Hello, on this page you will find out exactly how to run a family business in Malawi and we will also give you reasons on why it might be a good idea to start a family company. Family businesses come in all different shapes and sizes and account for at least 65% of all businesses in Malawi. Like all businesses, a family business can have advantages, such as flexibility, and disadvantages, such as family conflicts.
Starting and running a family business in Malawi, or anywhere else for that matter, is a unique blend of familial and professional dynamics. For the emerging entrepreneur interested in launching a family enterprise, this undertaking requires careful planning, open communication, and a well-defined business strategy.
Understanding Your Business Landscape
Before diving into the specifics of running a family business, you need to understand the business landscape in Malawi. As of my knowledge cutoff in September 2021, the country has been making significant strides in improving its business environment, although challenges such as access to finance and infrastructure continue. Be sure to investigate the current landscape and regulations to get updated, accurate information.
Identifying a Business Idea and Building a Business Plan
Identifying a suitable business idea is the first major step. This should involve a consideration of your family’s collective skills, interests, and the market demands in Malawi. Once you have identified a feasible business idea, develop a comprehensive business plan. Your business plan should detail your business structure, target market, competitive analysis, marketing, sales strategies, and financial projections.
Incorporating Family Dynamics
Running a family business is a delicate balance between maintaining professional working relationships and nurturing familial bonds. Clear communication and defined roles are crucial to ensure smooth operation. It’s important to clearly delineate and communicate the roles and responsibilities of each family member involved in the business. This not only fosters accountability but also helps avoid potential misunderstandings or conflicts.
Establishing Governance Structures
Establishing formal governance structures can help ensure the longevity of your family business. This could include a board of directors or an advisory board that includes members outside of the family. Having external perspectives can provide valuable advice and mitigate potential family conflicts.

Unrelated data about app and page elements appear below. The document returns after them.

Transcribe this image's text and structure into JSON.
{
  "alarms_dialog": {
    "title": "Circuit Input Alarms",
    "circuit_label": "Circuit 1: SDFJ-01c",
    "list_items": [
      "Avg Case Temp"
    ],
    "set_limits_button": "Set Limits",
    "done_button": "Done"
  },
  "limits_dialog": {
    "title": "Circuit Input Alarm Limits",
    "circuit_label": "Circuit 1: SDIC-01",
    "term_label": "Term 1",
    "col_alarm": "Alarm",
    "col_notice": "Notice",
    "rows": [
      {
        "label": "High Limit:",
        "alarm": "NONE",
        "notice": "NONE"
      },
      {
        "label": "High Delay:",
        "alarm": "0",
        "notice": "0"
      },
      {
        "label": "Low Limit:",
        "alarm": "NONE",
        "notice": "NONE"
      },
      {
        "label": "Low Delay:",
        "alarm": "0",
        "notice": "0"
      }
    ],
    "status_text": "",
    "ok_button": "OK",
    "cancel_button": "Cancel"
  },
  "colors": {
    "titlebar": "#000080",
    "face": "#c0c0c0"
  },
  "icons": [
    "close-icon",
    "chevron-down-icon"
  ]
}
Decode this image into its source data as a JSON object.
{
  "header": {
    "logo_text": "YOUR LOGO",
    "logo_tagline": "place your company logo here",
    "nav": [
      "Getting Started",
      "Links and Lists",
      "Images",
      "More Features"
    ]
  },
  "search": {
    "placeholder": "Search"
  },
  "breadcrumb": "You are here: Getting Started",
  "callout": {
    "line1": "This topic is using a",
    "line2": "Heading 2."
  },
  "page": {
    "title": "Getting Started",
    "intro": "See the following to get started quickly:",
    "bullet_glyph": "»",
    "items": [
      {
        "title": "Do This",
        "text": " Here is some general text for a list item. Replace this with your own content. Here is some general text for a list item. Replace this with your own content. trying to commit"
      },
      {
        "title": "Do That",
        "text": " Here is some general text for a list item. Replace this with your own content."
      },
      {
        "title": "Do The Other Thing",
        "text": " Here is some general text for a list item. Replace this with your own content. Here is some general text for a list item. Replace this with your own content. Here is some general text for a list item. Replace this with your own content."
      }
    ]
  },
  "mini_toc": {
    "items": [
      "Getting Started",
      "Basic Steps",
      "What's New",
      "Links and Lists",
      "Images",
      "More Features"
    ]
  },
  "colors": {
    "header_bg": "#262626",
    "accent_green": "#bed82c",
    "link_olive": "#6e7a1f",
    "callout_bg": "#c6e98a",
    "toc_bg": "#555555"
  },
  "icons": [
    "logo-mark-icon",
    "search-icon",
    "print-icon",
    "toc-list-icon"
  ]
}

Another key aspect is planning for the future. Succession planning, which is the process of identifying and developing new leaders who can replace the old leaders when they leave, retire, or die, is particularly important in a family business. Establishing a clear and fair succession plan can prevent future conflicts and ensure the continuity of the business.
Given the challenges related to accessing capital in Malawi, you should explore various financing options. These can range from personal savings and loans from family and friends to seeking funding from local banks, microfinance institutions, or even international investors.
Building Networks and Partnerships
Building strong business networks and partnerships can open doors for market opportunities. Consider joining local business associations or chambers of commerce. These can offer valuable resources, training opportunities, and potential business partnerships.
Running a family business in Malawi presents a unique set of opportunities and challenges. But with careful planning, open communication, and a clear vision, it’s entirely possible to build a successful and sustainable family business. Remember, success won’t come overnight, but with commitment and perseverance, your family enterprise can grow and thrive in the vibrant entrepreneurial ecosystem of Malawi.
Tips for running a family business in Malawi
- Leave work at work and home at home.
- Have clear roles for each family member.
- Pay the award rate to all family members who work there.
- Use outside advisers for unbiased advice.
- Have a good management structure – don’t confuse ownership or inheritance with management.
- Be open with communication – both good and bad news must be shared.
- Clearly outline the entry and exit conditions for family members involved with the business from the beginning.
- Develop a succession plan and make sure that all parties agree on the transfer of ownership.
- Hold regular meetings and family ‘retreats’.
- Use mentors and family business forum groups as a sounding board.